The lodgepole pine or Pinus contorta is a Western pine tree, ranging from coastal regions of Alaska through western Canada and into Baja California. The species is named for its use in the construction of tepees, as the long, strong and straight trunks of the trees were useful for constructing dwellings.
Lodgepole pines are tall, straight, slender trees. Mature trees average about 24 inches in diameter and 70 feet in height according to the Utah State University Extension. They have thin, scaly bark which ranges from orangish brown to gray.
Buds and Leaves
Lodgepole pines have yellowish to dark green needles with sharp points. They are often spiraled together in pairs and average 2 inches long. The tree grows small, dark brown buds which are about 1/4 inch long and covered in resin.
Lodgepole pines have both male and female cones. The male cones are orange-red and form in clusters, while the female cones have a more yellow-brown color and do not cluster. The cones are serotinous, meaning they can stay closed for several years, clinging to the same twig. They contain 1/16-inch long seeds with 1/2-inch long terminal wings.
Lodgepole pines are adapted to take advantage of the cycle of periodic fires in their native forests. The heat from fires will melt the hard resin holding their cones closed, releasing the seeds. As a result, when an area is cleared by forest fire, new lodgepole pines are among the first plants to regrow.

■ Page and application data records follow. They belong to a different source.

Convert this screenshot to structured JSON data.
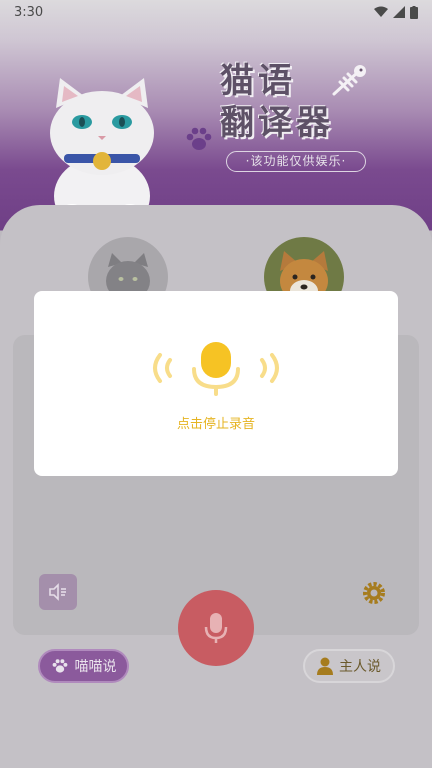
{
  "status_bar": {
    "time": "3:30"
  },
  "header": {
    "title_line1": "猫语",
    "title_line2": "翻译器",
    "subtitle": "·该功能仅供娱乐·"
  },
  "controls": {
    "cat_speak_label": "喵喵说",
    "owner_speak_label": "主人说"
  },
  "dialog": {
    "hint": "点击停止录音"
  },
  "colors": {
    "accent_yellow": "#f6c324",
    "purple": "#8b5a9c",
    "record_red": "#c85c62"
  }
}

Although lodgepole pines are adapted to elevations above 6,000 feet, they will grow in a variety of environments. According to Canada's Ministry of Forests and Range, the pine can grow in nearly all soil conditions, "from water-logged bogs to dry sandy soils."